▸ Problem
Retype the entries exactly, keeping every line intact.

Page and application data records:
####

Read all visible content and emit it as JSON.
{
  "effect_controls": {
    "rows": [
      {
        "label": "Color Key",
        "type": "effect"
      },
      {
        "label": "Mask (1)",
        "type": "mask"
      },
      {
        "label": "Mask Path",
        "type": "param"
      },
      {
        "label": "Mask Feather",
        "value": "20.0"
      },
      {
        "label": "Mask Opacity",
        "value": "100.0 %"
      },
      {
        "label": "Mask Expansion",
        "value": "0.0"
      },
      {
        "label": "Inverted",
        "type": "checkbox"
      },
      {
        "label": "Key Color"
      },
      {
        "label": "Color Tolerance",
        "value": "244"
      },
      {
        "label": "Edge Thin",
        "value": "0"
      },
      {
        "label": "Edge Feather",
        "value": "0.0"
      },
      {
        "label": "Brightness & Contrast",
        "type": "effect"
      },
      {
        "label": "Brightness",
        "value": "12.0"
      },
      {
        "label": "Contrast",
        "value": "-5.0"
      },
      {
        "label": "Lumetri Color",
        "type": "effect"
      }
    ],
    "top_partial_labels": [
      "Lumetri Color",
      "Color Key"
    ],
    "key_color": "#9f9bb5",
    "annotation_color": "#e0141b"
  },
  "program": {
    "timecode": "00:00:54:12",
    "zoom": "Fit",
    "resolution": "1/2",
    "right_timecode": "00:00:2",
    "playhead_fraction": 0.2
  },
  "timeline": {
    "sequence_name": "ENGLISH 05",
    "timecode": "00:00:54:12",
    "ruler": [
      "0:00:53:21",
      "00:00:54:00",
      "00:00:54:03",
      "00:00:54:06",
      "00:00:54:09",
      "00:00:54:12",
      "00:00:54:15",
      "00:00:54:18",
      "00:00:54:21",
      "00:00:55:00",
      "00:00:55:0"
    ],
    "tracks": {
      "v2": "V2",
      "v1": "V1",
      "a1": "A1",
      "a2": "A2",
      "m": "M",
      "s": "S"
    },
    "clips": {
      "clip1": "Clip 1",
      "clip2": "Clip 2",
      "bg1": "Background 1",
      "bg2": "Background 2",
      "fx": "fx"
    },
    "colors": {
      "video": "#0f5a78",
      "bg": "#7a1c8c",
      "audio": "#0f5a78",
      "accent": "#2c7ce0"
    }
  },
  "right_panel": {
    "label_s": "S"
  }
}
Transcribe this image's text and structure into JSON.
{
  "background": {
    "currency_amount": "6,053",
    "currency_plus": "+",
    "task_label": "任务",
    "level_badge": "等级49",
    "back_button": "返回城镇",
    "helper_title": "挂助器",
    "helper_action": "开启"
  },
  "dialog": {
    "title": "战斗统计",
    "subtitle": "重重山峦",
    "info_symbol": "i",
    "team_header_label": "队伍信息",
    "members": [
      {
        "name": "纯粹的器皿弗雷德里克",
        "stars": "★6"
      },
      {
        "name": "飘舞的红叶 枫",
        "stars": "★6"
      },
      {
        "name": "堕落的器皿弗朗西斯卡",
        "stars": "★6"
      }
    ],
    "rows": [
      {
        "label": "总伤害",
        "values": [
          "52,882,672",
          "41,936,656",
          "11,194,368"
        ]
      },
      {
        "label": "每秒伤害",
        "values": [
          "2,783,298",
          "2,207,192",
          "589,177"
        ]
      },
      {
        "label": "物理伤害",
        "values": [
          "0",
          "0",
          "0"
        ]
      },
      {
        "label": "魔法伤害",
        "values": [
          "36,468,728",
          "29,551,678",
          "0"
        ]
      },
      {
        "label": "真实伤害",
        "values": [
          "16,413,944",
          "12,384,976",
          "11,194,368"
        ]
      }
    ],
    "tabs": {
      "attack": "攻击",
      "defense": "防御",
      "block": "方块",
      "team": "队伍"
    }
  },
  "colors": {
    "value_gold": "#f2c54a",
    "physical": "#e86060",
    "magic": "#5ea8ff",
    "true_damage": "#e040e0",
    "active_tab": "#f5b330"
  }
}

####

▸ Exercise result
Read all visible content and emit it as JSON.
{
  "effect_controls": {
    "rows": [
      {
        "label": "Color Key",
        "type": "effect"
      },
      {
        "label": "Mask (1)",
        "type": "mask"
      },
      {
        "label": "Mask Path",
        "type": "param"
      },
      {
        "label": "Mask Feather",
        "value": "20.0"
      },
      {
        "label": "Mask Opacity",
        "value": "100.0 %"
      },
      {
        "label": "Mask Expansion",
        "value": "0.0"
      },
      {
        "label": "Inverted",
        "type": "checkbox"
      },
      {
        "label": "Key Color"
      },
      {
        "label": "Color Tolerance",
        "value": "244"
      },
      {
        "label": "Edge Thin",
        "value": "0"
      },
      {
        "label": "Edge Feather",
        "value": "0.0"
      },
      {
        "label": "Brightness & Contrast",
        "type": "effect"
      },
      {
        "label": "Brightness",
        "value": "12.0"
      },
      {
        "label": "Contrast",
        "value": "-5.0"
      },
      {
        "label": "Lumetri Color",
        "type": "effect"
      }
    ],
    "top_partial_labels": [
      "Lumetri Color",
      "Color Key"
    ],
    "key_color": "#9f9bb5",
    "annotation_color": "#e0141b"
  },
  "program": {
    "timecode": "00:00:54:12",
    "zoom": "Fit",
    "resolution": "1/2",
    "right_timecode": "00:00:2",
    "playhead_fraction": 0.2
  },
  "timeline": {
    "sequence_name": "ENGLISH 05",
    "timecode": "00:00:54:12",
    "ruler": [
      "0:00:53:21",
      "00:00:54:00",
      "00:00:54:03",
      "00:00:54:06",
      "00:00:54:09",
      "00:00:54:12",
      "00:00:54:15",
      "00:00:54:18",
      "00:00:54:21",
      "00:00:55:00",
      "00:00:55:0"
    ],
    "tracks": {
      "v2": "V2",
      "v1": "V1",
      "a1": "A1",
      "a2": "A2",
      "m": "M",
      "s": "S"
    },
    "clips": {
      "clip1": "Clip 1",
      "clip2": "Clip 2",
      "bg1": "Background 1",
      "bg2": "Background 2",
      "fx": "fx"
    },
    "colors": {
      "video": "#0f5a78",
      "bg": "#7a1c8c",
      "audio": "#0f5a78",
      "accent": "#2c7ce0"
    }
  },
  "right_panel": {
    "label_s": "S"
  }
}
Transcribe this image's text and structure into JSON.
{
  "background": {
    "currency_amount": "6,053",
    "currency_plus": "+",
    "task_label": "任务",
    "level_badge": "等级49",
    "back_button": "返回城镇",
    "helper_title": "挂助器",
    "helper_action": "开启"
  },
  "dialog": {
    "title": "战斗统计",
    "subtitle": "重重山峦",
    "info_symbol": "i",
    "team_header_label": "队伍信息",
    "members": [
      {
        "name": "纯粹的器皿弗雷德里克",
        "stars": "★6"
      },
      {
        "name": "飘舞的红叶 枫",
        "stars": "★6"
      },
      {
        "name": "堕落的器皿弗朗西斯卡",
        "stars": "★6"
      }
    ],
    "rows": [
      {
        "label": "总伤害",
        "values": [
          "52,882,672",
          "41,936,656",
          "11,194,368"
        ]
      },
      {
        "label": "每秒伤害",
        "values": [
          "2,783,298",
          "2,207,192",
          "589,177"
        ]
      },
      {
        "label": "物理伤害",
        "values": [
          "0",
          "0",
          "0"
        ]
      },
      {
        "label": "魔法伤害",
        "values": [
          "36,468,728",
          "29,551,678",
          "0"
        ]
      },
      {
        "label": "真实伤害",
        "values": [
          "16,413,944",
          "12,384,976",
          "11,194,368"
        ]
      }
    ],
    "tabs": {
      "attack": "攻击",
      "defense": "防御",
      "block": "方块",
      "team": "队伍"
    }
  },
  "colors": {
    "value_gold": "#f2c54a",
    "physical": "#e86060",
    "magic": "#5ea8ff",
    "true_damage": "#e040e0",
    "active_tab": "#f5b330"
  }
}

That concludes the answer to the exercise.